Work instruction:
Search the entries below for the word "mappings" and copy every line where it appears.

[Opening Information provided section]

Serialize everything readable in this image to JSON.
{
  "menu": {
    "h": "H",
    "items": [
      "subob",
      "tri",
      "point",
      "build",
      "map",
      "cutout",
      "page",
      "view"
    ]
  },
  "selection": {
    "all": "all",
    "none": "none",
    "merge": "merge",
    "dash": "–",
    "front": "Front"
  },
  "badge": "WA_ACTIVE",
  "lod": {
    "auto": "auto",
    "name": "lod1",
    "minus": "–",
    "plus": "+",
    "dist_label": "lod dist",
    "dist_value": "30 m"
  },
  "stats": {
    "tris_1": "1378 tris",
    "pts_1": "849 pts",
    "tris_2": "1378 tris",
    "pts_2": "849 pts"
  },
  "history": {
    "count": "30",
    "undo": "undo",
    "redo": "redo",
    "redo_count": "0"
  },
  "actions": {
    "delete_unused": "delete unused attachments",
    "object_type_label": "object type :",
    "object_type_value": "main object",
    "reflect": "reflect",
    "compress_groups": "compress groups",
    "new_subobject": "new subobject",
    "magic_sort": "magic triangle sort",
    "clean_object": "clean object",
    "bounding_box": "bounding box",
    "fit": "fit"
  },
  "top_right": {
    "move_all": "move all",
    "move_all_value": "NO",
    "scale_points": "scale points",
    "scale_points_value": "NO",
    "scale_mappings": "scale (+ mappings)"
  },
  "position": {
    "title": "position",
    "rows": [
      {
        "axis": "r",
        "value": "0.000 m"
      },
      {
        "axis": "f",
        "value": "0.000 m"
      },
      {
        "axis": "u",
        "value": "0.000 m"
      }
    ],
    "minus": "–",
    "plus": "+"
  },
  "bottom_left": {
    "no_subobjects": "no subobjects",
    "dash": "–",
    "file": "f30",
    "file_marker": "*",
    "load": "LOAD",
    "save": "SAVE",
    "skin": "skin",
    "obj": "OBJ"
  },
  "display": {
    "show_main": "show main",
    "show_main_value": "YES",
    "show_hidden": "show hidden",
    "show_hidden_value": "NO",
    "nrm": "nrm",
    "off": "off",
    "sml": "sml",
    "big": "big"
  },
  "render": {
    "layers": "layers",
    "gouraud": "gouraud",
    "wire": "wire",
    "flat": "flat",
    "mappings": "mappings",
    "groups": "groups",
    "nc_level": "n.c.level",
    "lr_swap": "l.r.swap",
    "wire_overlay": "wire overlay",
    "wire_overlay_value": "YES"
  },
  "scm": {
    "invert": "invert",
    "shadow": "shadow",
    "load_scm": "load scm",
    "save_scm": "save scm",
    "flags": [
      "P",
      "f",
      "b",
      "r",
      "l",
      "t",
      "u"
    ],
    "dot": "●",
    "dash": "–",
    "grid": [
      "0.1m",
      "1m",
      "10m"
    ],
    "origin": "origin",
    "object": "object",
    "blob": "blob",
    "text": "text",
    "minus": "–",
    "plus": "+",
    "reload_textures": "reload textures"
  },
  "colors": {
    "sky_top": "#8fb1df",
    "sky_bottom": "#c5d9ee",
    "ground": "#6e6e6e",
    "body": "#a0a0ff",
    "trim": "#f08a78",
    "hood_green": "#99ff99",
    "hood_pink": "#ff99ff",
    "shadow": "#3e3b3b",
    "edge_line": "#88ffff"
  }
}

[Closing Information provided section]

Answer space:
    "scale_mappings": "scale (+ mappings)"
    "mappings": "mappings",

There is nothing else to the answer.